In the event that structural or functional issues with a child’s foot are resulting in heel pain, shoe doctors may prescribe or suggest shoe orthotics or some other footwear change. An ankle brace or support is also prescribed.
#12 Toe Walking
Toe walking is common among kids who are toddlers learning to walk, especially during the second year of life. This tendency often disappears by around 3 years of age but lasts in some kids. Occasional walking on the toes is not a matter for worry. But kids who walk on toes almost all the time, and continue to do so after age 3 need to see a doctor. Toe walking, in such cases, could signal conditions like muscle weakness, cerebral palsy, autism or even other issues in the nervous system. If a healthy child is persistently toe walking, the doctor can recommend some visits to physical therapists to acquire an understanding of stretching exercises. Once children are aged around 4 or even 5, casting the foot and ankle for about a total of six weeks may be needed to stretch the calf muscles.

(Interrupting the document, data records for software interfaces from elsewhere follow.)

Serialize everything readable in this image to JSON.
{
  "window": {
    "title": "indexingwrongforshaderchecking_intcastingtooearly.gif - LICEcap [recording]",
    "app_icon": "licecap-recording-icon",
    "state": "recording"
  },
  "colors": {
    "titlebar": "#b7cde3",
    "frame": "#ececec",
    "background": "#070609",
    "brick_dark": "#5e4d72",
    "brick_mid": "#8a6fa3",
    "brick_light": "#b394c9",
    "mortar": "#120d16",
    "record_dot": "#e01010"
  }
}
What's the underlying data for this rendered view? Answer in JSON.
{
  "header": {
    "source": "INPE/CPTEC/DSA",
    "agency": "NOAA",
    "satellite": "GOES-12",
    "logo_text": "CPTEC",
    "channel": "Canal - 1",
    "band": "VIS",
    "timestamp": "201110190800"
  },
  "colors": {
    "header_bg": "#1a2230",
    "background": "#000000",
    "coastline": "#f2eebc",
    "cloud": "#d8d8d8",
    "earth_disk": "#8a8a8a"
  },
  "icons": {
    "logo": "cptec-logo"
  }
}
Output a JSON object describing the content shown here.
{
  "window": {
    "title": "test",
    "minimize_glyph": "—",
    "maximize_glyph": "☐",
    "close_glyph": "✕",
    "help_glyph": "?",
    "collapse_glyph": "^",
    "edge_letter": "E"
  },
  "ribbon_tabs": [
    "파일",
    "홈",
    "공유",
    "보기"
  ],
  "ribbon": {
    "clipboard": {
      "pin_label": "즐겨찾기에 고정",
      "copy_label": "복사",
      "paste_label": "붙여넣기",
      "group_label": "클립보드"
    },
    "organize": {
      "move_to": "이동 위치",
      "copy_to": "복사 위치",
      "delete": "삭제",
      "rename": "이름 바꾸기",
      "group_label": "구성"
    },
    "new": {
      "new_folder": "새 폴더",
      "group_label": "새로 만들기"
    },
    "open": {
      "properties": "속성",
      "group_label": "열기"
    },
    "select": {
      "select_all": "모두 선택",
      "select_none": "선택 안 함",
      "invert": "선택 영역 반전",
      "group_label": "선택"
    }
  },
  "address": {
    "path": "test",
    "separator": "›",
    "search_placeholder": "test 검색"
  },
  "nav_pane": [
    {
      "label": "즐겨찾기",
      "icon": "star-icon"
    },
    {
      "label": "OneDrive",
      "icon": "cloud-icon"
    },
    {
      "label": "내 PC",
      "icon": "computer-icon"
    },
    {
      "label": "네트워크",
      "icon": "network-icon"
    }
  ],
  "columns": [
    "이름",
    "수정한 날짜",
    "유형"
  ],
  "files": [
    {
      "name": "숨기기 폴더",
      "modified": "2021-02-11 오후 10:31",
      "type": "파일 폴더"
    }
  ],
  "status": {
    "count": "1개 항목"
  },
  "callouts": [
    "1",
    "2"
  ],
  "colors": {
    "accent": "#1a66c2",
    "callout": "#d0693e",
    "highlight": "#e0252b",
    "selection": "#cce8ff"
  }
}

#13 In Toeing/Pigeon Toes
When babies begin to stand, they may have a legs naturally turning in between 8 and 15 months of age, when they start standing. As they become older, parents notice their children walking with feet inwards, also called walking pigeon-toed or in-toeing. In-toeing can have few causes that are normal variations in the way legs and feet are lining up. Children who are in-toe and trip may have internal tibial torsion, where the inward rotation of the lower part of the leg takes place. Children above 3 to 4 years of age with in-toeing have femoral anteversion, where there is an upper leg greater-than-normal bend. This can cause the upper leg to rotate inwards. In certain children, in-toeing can be related to medical problems like cerebral palsy. Doctors rarely treat pigeon-toed feet. In the past, special shoes and braces could never speed up the improvement. In-toeing does not come in the way of running, walking or sports and stops on its own, as children grow into teens and develop better muscular coordination and control.
If treating common causes for pain in the feet or heel does not result in immediate improvement, seeking medical evaluation and assessment is a must. Inflammatory conditions such as juvenile rheumatoid arthritis as well as juvenile spondyloarthropathies lead to heel pain. The latter includes reactive arthritis, ankylosing spondylitis, and psoriatic arthritis. Tarsal coalitions or congenital bone fusions also result. There are also bone fractures and possibilities like Crohn’s Disease and Ulcerative Colitis. Another rare condition is tumors or cysts which should be diagnosed through X-ray imaging.
Thus, while common conditions affecting your child’s feet are many, you can take immediate action by visiting a pediatric specialist or podiatrist and ensure your child is comfortable and pain-free.